• TASK PROMPT
Please copy each line from the entries that contains the string "data".

** RECORDS FOR THIS EXERCISE follows **

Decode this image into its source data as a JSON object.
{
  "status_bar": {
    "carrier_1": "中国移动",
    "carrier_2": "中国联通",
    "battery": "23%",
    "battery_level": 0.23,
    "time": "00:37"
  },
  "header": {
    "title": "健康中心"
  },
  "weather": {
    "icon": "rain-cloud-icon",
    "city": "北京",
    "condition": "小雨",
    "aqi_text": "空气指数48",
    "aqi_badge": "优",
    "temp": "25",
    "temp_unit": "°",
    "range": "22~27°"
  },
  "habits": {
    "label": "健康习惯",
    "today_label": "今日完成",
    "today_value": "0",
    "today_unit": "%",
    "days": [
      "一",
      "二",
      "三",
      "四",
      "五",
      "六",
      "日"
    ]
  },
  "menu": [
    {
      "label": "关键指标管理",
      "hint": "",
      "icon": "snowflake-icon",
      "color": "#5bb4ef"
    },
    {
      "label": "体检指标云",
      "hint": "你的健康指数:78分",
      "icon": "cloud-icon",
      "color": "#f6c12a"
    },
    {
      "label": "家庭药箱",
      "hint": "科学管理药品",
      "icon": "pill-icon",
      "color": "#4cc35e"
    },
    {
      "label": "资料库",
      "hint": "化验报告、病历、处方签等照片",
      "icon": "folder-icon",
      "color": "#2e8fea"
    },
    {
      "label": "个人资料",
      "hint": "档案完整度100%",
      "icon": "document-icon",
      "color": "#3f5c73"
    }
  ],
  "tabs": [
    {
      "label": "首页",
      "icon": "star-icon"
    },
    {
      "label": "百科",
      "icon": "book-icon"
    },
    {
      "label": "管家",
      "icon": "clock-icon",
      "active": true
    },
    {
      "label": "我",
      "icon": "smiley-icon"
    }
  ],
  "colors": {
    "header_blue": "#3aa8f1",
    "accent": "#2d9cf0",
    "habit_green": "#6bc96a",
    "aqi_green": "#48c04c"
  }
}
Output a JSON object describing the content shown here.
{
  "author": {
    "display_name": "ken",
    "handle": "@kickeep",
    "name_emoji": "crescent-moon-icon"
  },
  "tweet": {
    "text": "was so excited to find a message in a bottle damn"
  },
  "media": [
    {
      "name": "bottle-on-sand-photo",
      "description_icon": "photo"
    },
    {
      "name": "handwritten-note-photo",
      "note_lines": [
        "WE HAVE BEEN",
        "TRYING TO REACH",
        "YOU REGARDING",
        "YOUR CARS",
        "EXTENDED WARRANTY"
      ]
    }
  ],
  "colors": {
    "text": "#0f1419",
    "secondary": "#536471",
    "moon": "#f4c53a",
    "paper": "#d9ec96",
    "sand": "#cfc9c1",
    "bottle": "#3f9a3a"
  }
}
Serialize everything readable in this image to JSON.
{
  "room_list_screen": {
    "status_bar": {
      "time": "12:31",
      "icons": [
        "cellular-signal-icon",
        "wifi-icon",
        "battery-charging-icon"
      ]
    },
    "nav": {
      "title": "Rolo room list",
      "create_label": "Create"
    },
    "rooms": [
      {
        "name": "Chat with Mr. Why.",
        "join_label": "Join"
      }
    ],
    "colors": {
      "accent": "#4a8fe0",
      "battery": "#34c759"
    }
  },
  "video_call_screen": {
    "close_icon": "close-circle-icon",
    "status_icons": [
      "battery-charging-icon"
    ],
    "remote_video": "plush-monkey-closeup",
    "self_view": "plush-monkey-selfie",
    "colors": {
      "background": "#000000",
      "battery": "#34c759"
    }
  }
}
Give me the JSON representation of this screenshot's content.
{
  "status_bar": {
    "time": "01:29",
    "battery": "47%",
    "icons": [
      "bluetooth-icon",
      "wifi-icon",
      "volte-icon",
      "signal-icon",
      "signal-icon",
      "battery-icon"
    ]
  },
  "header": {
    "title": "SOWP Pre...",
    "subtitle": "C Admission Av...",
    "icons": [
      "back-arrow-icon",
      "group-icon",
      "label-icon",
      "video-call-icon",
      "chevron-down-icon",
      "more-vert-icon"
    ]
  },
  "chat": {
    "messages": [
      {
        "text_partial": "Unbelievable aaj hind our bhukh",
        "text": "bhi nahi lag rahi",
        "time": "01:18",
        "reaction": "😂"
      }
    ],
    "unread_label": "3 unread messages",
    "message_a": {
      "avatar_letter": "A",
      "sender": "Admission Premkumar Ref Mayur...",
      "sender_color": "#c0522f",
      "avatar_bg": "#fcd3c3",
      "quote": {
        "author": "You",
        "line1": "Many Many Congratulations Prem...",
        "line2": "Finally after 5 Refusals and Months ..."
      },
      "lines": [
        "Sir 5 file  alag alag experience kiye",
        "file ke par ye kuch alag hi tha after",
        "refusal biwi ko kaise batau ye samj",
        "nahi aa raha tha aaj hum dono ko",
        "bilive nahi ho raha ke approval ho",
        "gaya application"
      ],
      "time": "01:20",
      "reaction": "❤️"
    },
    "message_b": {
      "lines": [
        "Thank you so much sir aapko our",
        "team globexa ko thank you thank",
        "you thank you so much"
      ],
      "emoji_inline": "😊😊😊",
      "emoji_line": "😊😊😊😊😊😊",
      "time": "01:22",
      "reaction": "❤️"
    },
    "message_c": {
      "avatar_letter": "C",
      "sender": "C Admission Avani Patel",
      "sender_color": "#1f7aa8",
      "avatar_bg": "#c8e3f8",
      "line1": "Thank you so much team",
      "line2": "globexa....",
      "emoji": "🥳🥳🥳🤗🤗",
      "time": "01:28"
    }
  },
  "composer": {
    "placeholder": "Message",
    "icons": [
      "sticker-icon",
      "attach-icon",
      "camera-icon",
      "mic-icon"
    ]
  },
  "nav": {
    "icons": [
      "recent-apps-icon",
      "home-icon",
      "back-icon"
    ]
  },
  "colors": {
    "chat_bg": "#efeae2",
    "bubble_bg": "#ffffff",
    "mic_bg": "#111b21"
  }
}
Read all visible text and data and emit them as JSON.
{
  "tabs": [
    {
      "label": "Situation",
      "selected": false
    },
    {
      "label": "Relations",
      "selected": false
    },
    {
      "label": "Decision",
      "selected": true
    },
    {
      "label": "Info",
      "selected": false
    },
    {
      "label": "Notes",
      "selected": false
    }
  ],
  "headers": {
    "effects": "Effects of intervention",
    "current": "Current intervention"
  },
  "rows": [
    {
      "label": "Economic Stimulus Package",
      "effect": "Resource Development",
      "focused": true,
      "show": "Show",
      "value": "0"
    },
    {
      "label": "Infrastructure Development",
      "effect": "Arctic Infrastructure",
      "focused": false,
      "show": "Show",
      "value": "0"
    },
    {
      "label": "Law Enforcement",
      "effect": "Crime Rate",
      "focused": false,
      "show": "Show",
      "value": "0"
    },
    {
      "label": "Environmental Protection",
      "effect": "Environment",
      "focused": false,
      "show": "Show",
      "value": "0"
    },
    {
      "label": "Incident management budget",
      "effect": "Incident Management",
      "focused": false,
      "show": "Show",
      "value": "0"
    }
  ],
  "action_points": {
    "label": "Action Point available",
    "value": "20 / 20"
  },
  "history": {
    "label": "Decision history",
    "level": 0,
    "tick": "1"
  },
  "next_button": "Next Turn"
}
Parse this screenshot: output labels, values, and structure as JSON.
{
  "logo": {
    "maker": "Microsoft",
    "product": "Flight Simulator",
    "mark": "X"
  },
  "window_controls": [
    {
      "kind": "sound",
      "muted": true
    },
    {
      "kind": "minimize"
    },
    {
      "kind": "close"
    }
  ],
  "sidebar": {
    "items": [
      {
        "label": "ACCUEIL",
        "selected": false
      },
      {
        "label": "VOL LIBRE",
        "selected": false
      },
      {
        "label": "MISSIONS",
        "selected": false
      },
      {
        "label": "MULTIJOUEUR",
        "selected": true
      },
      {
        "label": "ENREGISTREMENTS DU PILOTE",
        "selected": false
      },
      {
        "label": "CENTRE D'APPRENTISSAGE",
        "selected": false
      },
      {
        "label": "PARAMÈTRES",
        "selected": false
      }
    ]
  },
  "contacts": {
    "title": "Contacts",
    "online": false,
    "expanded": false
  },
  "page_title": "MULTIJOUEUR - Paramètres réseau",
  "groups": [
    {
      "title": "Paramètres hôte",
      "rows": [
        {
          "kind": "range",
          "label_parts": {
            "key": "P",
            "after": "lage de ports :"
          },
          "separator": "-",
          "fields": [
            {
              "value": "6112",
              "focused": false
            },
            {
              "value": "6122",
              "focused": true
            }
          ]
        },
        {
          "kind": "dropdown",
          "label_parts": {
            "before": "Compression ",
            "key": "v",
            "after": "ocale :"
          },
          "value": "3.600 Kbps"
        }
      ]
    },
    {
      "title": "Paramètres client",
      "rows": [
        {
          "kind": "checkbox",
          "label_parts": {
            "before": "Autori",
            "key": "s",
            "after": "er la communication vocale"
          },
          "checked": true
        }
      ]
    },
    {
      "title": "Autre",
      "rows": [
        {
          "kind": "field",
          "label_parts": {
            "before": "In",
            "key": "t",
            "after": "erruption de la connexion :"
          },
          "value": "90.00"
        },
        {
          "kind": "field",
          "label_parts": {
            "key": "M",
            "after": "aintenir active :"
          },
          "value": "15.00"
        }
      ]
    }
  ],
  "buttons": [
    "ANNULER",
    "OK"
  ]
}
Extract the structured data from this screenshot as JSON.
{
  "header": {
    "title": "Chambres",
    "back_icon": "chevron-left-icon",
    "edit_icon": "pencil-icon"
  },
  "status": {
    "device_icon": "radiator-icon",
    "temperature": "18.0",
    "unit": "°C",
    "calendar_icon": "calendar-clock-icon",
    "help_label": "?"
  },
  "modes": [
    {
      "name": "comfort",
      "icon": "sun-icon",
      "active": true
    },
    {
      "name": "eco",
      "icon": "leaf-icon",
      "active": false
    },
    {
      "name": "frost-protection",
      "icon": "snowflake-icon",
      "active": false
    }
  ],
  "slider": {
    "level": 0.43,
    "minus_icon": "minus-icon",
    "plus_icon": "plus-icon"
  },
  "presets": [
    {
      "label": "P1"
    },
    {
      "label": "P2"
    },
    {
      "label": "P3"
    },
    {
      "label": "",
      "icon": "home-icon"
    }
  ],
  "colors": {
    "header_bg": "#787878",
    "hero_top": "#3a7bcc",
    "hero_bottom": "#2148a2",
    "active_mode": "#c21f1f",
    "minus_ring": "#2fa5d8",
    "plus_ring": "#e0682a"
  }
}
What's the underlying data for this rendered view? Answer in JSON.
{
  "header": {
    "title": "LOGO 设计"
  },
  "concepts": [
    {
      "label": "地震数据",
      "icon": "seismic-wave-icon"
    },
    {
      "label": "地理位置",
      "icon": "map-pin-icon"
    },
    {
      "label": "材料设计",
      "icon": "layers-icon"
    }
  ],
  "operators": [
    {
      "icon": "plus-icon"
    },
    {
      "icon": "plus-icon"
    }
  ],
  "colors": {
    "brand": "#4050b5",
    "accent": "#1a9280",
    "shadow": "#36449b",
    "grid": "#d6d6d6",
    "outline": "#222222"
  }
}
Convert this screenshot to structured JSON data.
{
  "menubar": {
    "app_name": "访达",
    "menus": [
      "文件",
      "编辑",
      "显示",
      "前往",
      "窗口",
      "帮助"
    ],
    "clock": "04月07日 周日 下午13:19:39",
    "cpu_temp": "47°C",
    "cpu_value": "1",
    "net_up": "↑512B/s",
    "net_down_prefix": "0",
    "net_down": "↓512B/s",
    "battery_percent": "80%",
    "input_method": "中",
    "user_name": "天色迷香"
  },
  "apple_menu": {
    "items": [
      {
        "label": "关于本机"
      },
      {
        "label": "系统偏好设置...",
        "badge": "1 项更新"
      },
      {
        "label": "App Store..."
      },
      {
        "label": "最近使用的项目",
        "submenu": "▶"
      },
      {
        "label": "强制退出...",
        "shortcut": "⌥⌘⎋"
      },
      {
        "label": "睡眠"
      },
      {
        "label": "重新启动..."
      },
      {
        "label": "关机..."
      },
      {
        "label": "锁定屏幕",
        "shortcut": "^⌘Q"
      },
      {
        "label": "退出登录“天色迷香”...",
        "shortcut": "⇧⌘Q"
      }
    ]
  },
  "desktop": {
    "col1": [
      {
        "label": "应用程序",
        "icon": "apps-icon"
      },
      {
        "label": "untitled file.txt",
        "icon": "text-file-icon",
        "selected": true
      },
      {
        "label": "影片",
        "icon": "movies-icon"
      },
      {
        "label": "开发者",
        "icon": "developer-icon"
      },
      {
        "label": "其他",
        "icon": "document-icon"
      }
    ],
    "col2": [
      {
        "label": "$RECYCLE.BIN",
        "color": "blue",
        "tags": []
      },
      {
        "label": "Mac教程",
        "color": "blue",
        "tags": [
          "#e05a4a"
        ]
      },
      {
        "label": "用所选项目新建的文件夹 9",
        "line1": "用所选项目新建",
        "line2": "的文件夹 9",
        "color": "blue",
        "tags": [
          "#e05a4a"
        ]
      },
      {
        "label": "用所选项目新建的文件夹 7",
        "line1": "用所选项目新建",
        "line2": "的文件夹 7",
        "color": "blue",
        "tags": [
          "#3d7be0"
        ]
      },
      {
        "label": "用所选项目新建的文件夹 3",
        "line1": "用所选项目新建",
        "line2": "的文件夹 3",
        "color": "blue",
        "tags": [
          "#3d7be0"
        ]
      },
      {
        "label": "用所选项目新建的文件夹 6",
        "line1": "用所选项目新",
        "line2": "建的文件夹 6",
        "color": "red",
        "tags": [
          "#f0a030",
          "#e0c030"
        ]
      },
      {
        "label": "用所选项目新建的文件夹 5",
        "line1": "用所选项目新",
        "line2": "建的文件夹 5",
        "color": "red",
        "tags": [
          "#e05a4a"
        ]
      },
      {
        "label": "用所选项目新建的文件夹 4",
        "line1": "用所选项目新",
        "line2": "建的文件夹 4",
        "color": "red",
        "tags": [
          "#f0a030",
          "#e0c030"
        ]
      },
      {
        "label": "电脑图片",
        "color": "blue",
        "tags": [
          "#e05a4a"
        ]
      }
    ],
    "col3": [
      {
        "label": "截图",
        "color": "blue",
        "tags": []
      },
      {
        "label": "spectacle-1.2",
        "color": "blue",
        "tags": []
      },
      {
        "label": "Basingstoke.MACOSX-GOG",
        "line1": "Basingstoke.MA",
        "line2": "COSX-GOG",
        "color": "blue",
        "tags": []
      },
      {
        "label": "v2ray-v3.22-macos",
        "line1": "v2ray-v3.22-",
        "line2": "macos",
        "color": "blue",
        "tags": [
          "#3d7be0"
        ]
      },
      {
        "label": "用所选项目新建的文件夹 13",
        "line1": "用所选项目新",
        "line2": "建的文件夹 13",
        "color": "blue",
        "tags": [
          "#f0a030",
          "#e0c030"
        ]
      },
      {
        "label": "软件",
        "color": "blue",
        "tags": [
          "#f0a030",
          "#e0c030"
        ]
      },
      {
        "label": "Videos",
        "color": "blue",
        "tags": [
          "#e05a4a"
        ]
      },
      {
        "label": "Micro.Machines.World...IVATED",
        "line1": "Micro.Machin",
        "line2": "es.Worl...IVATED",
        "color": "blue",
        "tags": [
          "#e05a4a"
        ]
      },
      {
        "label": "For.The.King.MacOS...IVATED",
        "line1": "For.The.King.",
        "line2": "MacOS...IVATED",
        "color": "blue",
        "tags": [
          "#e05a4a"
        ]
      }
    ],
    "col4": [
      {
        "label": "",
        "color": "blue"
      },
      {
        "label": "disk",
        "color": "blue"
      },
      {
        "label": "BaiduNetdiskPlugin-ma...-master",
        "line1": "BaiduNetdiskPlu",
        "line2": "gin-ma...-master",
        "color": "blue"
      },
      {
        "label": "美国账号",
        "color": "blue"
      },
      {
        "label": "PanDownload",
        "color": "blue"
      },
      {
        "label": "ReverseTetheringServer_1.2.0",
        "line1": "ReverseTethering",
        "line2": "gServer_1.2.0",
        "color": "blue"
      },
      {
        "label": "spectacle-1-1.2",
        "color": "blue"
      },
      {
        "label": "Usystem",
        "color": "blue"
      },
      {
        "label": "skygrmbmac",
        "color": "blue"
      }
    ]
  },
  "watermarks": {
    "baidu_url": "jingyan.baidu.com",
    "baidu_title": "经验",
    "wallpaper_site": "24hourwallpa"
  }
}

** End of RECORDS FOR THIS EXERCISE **

• WORKED SOLUTION
Decode this image into its source data as a JSON object.
Read all visible text and data and emit them as JSON.
Extract the structured data from this screenshot as JSON.
What's the underlying data for this rendered view? Answer in JSON.
Convert this screenshot to structured JSON data.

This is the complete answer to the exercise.